Peter

=> Check out the new, instant pre-made plans level from Smart Athlete – Plans built towards goals like Leadville 100 for less

How to upload Garmin to Training Peaks and Strava Automatically

This is from the latest Smart Athlete Newsletter – Don’t miss content like this – Sign up HERE 

Link to the Newsletter and the extra content / upcoming clinic-session info

As I work through the end of season reviews and new client intake forms one of the big topics is always communication. To maximize the time and money spent on coaching and training we need to make communicating part of our daily routine. As technology advances, we are more and more able to automate our processes and reduce the work we need to do IF WE ARE WILLING TO INVEST TIME UP FRONT!!Let’s take some time, now that it is off-season to review our processes and try some new things!

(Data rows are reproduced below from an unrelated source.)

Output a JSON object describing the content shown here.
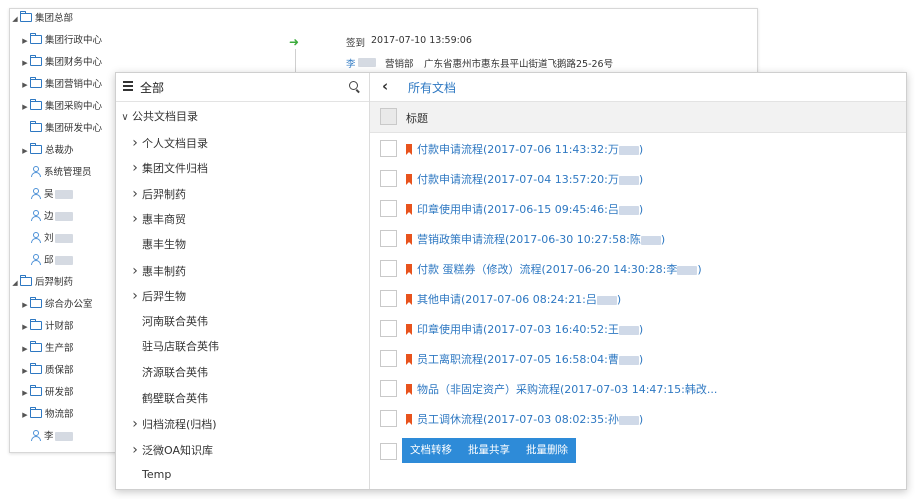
{
  "bg": {
    "tree": [
      {
        "label": "集团总部",
        "type": "folder",
        "level": 0,
        "expanded": true
      },
      {
        "label": "集团行政中心",
        "type": "folder",
        "level": 1,
        "expanded": false
      },
      {
        "label": "集团财务中心",
        "type": "folder",
        "level": 1,
        "expanded": false
      },
      {
        "label": "集团营销中心",
        "type": "folder",
        "level": 1,
        "expanded": false
      },
      {
        "label": "集团采购中心",
        "type": "folder",
        "level": 1,
        "expanded": false
      },
      {
        "label": "集团研发中心",
        "type": "folder",
        "level": 1,
        "leaf": true
      },
      {
        "label": "总裁办",
        "type": "folder",
        "level": 1,
        "expanded": false
      },
      {
        "label": "系统管理员",
        "type": "user",
        "level": 1
      },
      {
        "label": "吴",
        "type": "user",
        "level": 1,
        "blurred": true
      },
      {
        "label": "边",
        "type": "user",
        "level": 1,
        "blurred": true
      },
      {
        "label": "刘",
        "type": "user",
        "level": 1,
        "blurred": true
      },
      {
        "label": "邱",
        "type": "user",
        "level": 1,
        "blurred": true
      },
      {
        "label": "后羿制药",
        "type": "folder",
        "level": 0,
        "expanded": true
      },
      {
        "label": "综合办公室",
        "type": "folder",
        "level": 1,
        "expanded": false
      },
      {
        "label": "计财部",
        "type": "folder",
        "level": 1,
        "expanded": false
      },
      {
        "label": "生产部",
        "type": "folder",
        "level": 1,
        "expanded": false
      },
      {
        "label": "质保部",
        "type": "folder",
        "level": 1,
        "expanded": false
      },
      {
        "label": "研发部",
        "type": "folder",
        "level": 1,
        "expanded": false
      },
      {
        "label": "物流部",
        "type": "folder",
        "level": 1,
        "expanded": false
      },
      {
        "label": "李",
        "type": "user",
        "level": 1,
        "blurred": true
      }
    ],
    "signin_label": "签到",
    "signin_time": "2017-07-10 13:59:06",
    "user_name": "李",
    "dept": "营销部",
    "address": "广东省惠州市惠东县平山街道飞鹅路25-26号"
  },
  "panel": {
    "left_title": "全部",
    "folders": [
      {
        "label": "公共文档目录",
        "level": 0,
        "chevron": "down"
      },
      {
        "label": "个人文档目录",
        "level": 1,
        "chevron": "right"
      },
      {
        "label": "集团文件归档",
        "level": 1,
        "chevron": "right"
      },
      {
        "label": "后羿制药",
        "level": 1,
        "chevron": "right"
      },
      {
        "label": "惠丰商贸",
        "level": 1,
        "chevron": "right"
      },
      {
        "label": "惠丰生物",
        "level": 1,
        "chevron": ""
      },
      {
        "label": "惠丰制药",
        "level": 1,
        "chevron": "right"
      },
      {
        "label": "后羿生物",
        "level": 1,
        "chevron": "right"
      },
      {
        "label": "河南联合英伟",
        "level": 1,
        "chevron": ""
      },
      {
        "label": "驻马店联合英伟",
        "level": 1,
        "chevron": ""
      },
      {
        "label": "济源联合英伟",
        "level": 1,
        "chevron": ""
      },
      {
        "label": "鹤壁联合英伟",
        "level": 1,
        "chevron": ""
      },
      {
        "label": "归档流程(归档)",
        "level": 1,
        "chevron": "right"
      },
      {
        "label": "泛微OA知识库",
        "level": 1,
        "chevron": "right"
      },
      {
        "label": "Temp",
        "level": 1,
        "chevron": ""
      }
    ],
    "right_title": "所有文档",
    "column_title": "标题",
    "documents": [
      {
        "title": "付款申请流程(2017-07-06 11:43:32:万",
        "blur": true
      },
      {
        "title": "付款申请流程(2017-07-04 13:57:20:万",
        "blur": true
      },
      {
        "title": "印章使用申请(2017-06-15 09:45:46:吕",
        "blur": true
      },
      {
        "title": "营销政策申请流程(2017-06-30 10:27:58:陈",
        "blur": true
      },
      {
        "title": "付款 蛋糕券（修改）流程(2017-06-20 14:30:28:李",
        "blur": true
      },
      {
        "title": "其他申请(2017-07-06 08:24:21:吕",
        "blur": true
      },
      {
        "title": "印章使用申请(2017-07-03 16:40:52:王",
        "blur": true
      },
      {
        "title": "员工离职流程(2017-07-05 16:58:04:曹",
        "blur": true
      },
      {
        "title": "物品（非固定资产）采购流程(2017-07-03 14:47:15:韩改...",
        "blur": false
      },
      {
        "title": "员工调休流程(2017-07-03 08:02:35:孙",
        "blur": true
      }
    ],
    "actions": [
      "文档转移",
      "批量共享",
      "批量删除"
    ]
  }
}
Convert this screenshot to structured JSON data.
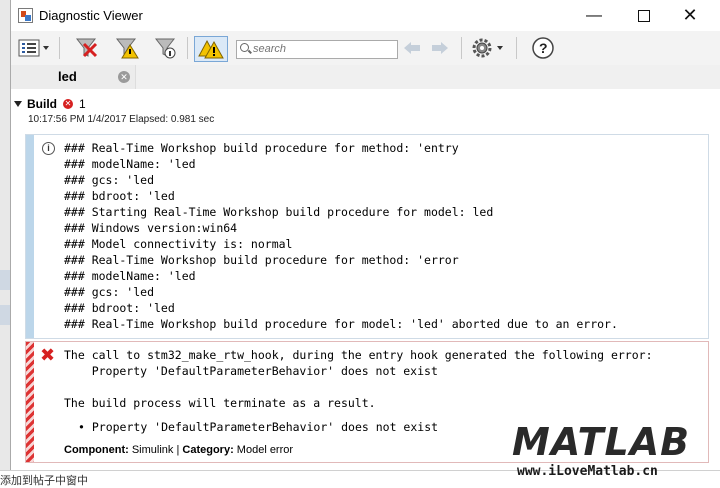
{
  "window": {
    "title": "Diagnostic Viewer"
  },
  "toolbar": {
    "search_placeholder": "search"
  },
  "tabs": [
    {
      "label": "led"
    }
  ],
  "build": {
    "label": "Build",
    "error_count": "1",
    "timestamp": "10:17:56 PM 1/4/2017   Elapsed: 0.981 sec"
  },
  "info_message": {
    "lines": [
      "### Real-Time Workshop build procedure for method: 'entry",
      "### modelName: 'led",
      "### gcs: 'led",
      "### bdroot: 'led",
      "### Starting Real-Time Workshop build procedure for model: led",
      "### Windows version:win64",
      "### Model connectivity is: normal",
      "### Real-Time Workshop build procedure for method: 'error",
      "### modelName: 'led",
      "### gcs: 'led",
      "### bdroot: 'led",
      "### Real-Time Workshop build procedure for model: 'led' aborted due to an error."
    ]
  },
  "error_message": {
    "line1": "The call to stm32_make_rtw_hook, during the entry hook generated the following error:",
    "line2": "    Property 'DefaultParameterBehavior' does not exist",
    "line3": "The build process will terminate as a result.",
    "bullet": "Property 'DefaultParameterBehavior' does not exist",
    "component_label": "Component:",
    "component_value": "Simulink",
    "separator": "|",
    "category_label": "Category:",
    "category_value": "Model error"
  },
  "watermark": {
    "logo": "MATLAB",
    "url": "www.iLoveMatlab.cn"
  },
  "background": {
    "bottom_text": "添加到帖子中窗中"
  },
  "colors": {
    "info_bar": "#bcd6ea",
    "error_red": "#d62020",
    "logo_blue": "#1e6fb5"
  }
}
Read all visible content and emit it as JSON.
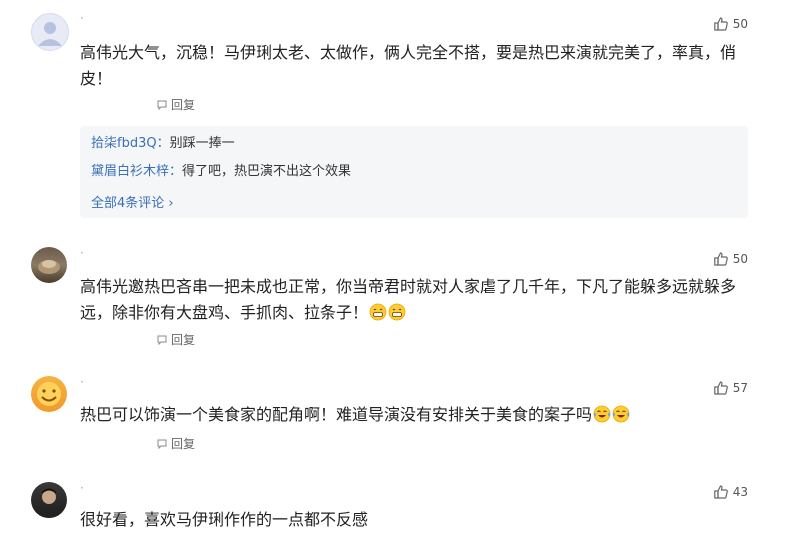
{
  "comments": [
    {
      "text": "高伟光大气，沉稳！马伊琍太老、太做作，俩人完全不搭，要是热巴来演就完美了，率真，俏皮！",
      "likes": "50",
      "reply_label": "回复",
      "replies": [
        {
          "name": "拾柒fbd3Q：",
          "text": "别踩一捧一"
        },
        {
          "name": "黛眉白衫木梓：",
          "text": "得了吧，热巴演不出这个效果"
        }
      ],
      "all_replies_label": "全部4条评论 ›"
    },
    {
      "text": "高伟光邀热巴吝串一把未成也正常，你当帝君时就对人家虐了几千年，下凡了能躲多远就躲多远，除非你有大盘鸡、手抓肉、拉条子！",
      "likes": "50",
      "reply_label": "回复"
    },
    {
      "text": "热巴可以饰演一个美食家的配角啊！难道导演没有安排关于美食的案子吗",
      "likes": "57",
      "reply_label": "回复"
    },
    {
      "text": "很好看，喜欢马伊琍作作的一点都不反感",
      "likes": "43"
    }
  ],
  "colors": {
    "link": "#3a6fb8",
    "reply_box_bg": "#f5f6f8"
  },
  "icons": [
    "thumbs-up-icon",
    "reply-icon",
    "grin-emoji-icon",
    "laugh-cry-emoji-icon",
    "chevron-right-icon"
  ]
}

1) REMEMBER TO FILL IN THE TRAINING DIARY / LOG / COMMENTS

The first step is to get using training peaks comments daily. Tell me about everything, just like a diary (food, sleep, social, and everything about your ride)
=> Training Peaks Mobile App for your smart phone (HERE) makes this easy to do

2) UPLOAD TO TRAINING PEAKS AUTOMATICALLY WITH GARMIN CONNECT

Next is to get uploading your files. Most clients use a Garmin device now and a new ‘hack’ has made uploading almost mindless … just plug in your device.
a) download Garmin Express HERE
b) Get a Garmin Connect account HERE
c) Connect Garmin Connect to Training Peaks HERE
d) Test it out byPlugin in Your Garmin!

3) NOW CONNECT YOUR GARMIN CONNECT TO STRAVA!

Strava is another great tool
-> you can also allow Garmin connect to send to strava automatically and save time

=> Basically click ‘upload’ in strava, then select ‘get started’ under the Garmin logo and enter your GarminConnect Login.
-> DC Rainmaker did a How TO HERE in more detail.

4) MYFITNESS PAL CAN FILL IN TRAINING PEAKS NUTRITION TO KEEP IN ONE PLACE (or for coach info)

MyFitnessPal is also now sync’d with Training Peaks and is the nutrition tracker I use and recommend
=> Sync your accounts now.

5) If you have old Training data in Strava you can export it as a GPX and then drag it onto the trainingpeks.com calendar.
Peter
PS. Remember you can book a call with me easily w. Front Desk and I can help you or even do these tasks for you.